I don’t want to give too much of the story away in case there may be some readers interested in reading it, but Incidents In The Life Of A Slave Girl tells the story of how Harriet’s de facto slave master, Dr. James Norcom, began sexually harassing her as a child on up into adulthood. The things he did to her in retaliation because she refused his advances were sexually deviant, sickening and beyond cruel. So much so that she eventually runs away.

His wife, Mary Matilda, knew how sexually deviant he was because he had fathered 11 children from several other young female slaves that he owned. Yet, she turned a blind eye to his behavior and took her anger and jealousy out on Harriet. Sadly, this was not uncommon during the terrible era of slavery.

In the hopes of trying to deter James Norcom’s advances, Harriet takes up with another White man who was also pursuing her, attorney Samuel Tredwell Sawyer. That relationship was formed out of desperation by Harriet because she had hoped it would take her away from James Norcom.

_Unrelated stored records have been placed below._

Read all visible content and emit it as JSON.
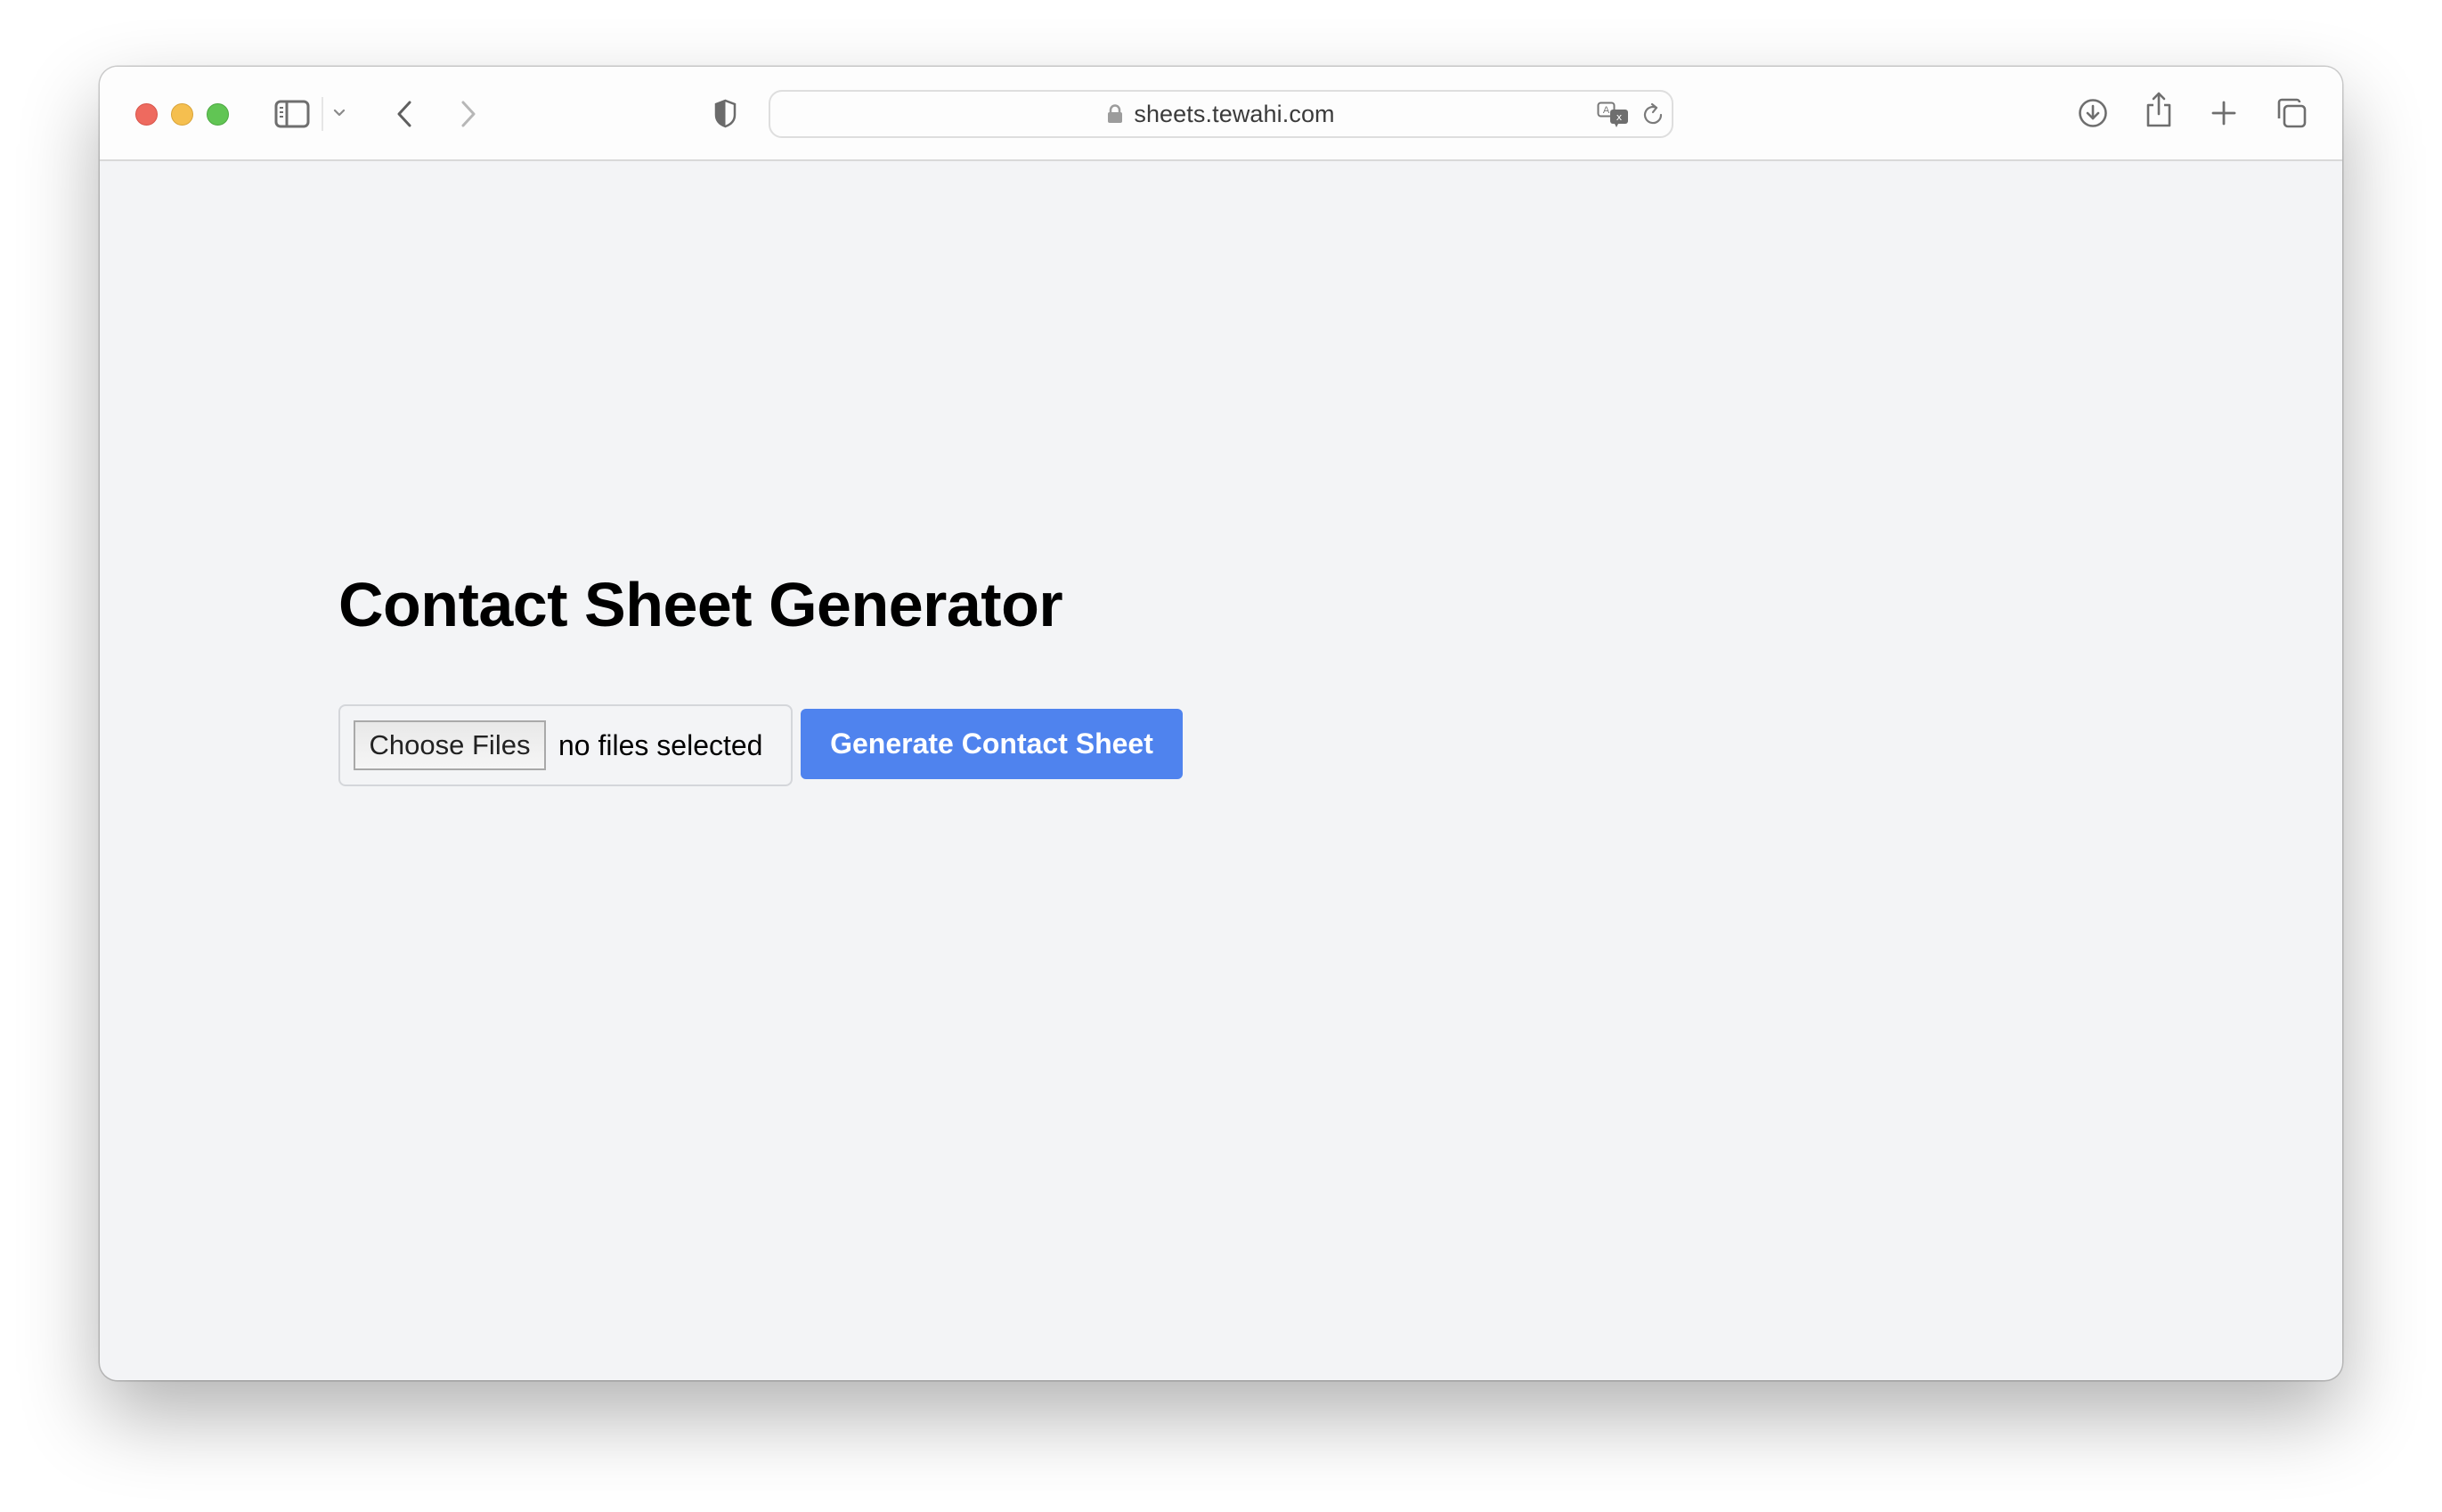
{
  "browser": {
    "url": "sheets.tewahi.com",
    "icons": {
      "sidebar": "sidebar-icon",
      "tab_group_menu": "chevron-down-icon",
      "back": "chevron-left-icon",
      "forward": "chevron-right-icon",
      "privacy": "shield-icon",
      "lock": "lock-icon",
      "translate": "translate-icon",
      "reload": "reload-icon",
      "downloads": "download-icon",
      "share": "share-icon",
      "new_tab": "plus-icon",
      "tab_overview": "tabs-icon"
    }
  },
  "page": {
    "title": "Contact Sheet Generator",
    "file_input": {
      "button_label": "Choose Files",
      "status": "no files selected"
    },
    "generate_button": {
      "label": "Generate Contact Sheet",
      "color": "#4f83ee"
    }
  }
}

I’m going to shelve this book for now because there are elements of this story that is a little too close to home for me. On one particular side of my family, I have a line of relatives and a Grandparent who were all products of a racist and prejudiced interracial relationship. A sad unfortunate fact that even they themselves were ashamed of. How sad because they nor their mother had a choice. Just terrible…

I’m not saying that I’ll never finish this book because I most definitely will, but I’m going to shelve it for now and read it at a later time. My blood was boiling a little too much with this one.

Until next time…

Bastard Out of Carolina

Bastard Out of Carolina is one of the most disturbing and depressing movies I’ve ever seen. I’ve seen four other movies that were three times more heartbreaking than Bastard Out of Carolina so that says a lot.

Bastard Out of Carolina is based on the award-winning novel by Dorothy Allison. It tells the harrowing true story of Dorothy, also known as Bone, as she recounts living through poverty and the frequent rape and abuse by her mother’s boyfriend.

I saw the movie years ago and I can still remember being angry at her mother for allowing her boyfriend to rape and abuse Dorothy. I hate to say it, but her mother was a gutter trash urchin. Female sub-human filth. A poor excuse for a mother.

A real mother would’ve had that pedophile and rapist thrown in jail or worse.

One of these days, I’m going to read this incredible book because I feel the book itself will offer so much more. As a rule, I always like to read the book first and then watch the movie, but when this book was first published, I was just a child. The movie was made some years later.

If you’ve never seen Bastard Out of Carolina, don’t watch it unless you can truly handle it. It’s not a movie for the faint of heart. I feel it’s only right to warn you. With that being said, it’s so nice to see that Dorothy was still able to find happiness after suffering through so much of abuse as a child.

Until next time…

Worth the Read

As a writer and blogger, I think its pretty obvious that I enjoy writing. Reading, however, is one of my favorite pass times. Reading, in my opinion, is good for the mind because it helps to keep the mind fluid and sharp. Reading also adds color and depth to our world while at the same time enriching our lives.

Even though I’m about to start writing my third novel, I’m itching to read another biography. Whose biography am I referring to? Claudette Colvin.

Many credit Rosa Parks for jump starting the bus boycott in Montgomery, Alabama and in a way, she did. If it wasn’t for Rosa Parks working as a secretary for the NAACP at that time, she probably wouldn’t have received the amount of recognition she did.

We can’t take away the fact that Rosa’s position at the NAACP helped to change the horrible busing conditions for so many Black Americans in the South. With that being said, I think it’s unfair to credit Rosa Parks as the first Black female to do it.

Rosa Parks wasn’t the first Black female in Montgomery, Alabama to refuse to give up her seat to a White passenger. A brave fifteen year old girl by the name of Claudette Colvin was the first to do it.

Until next time…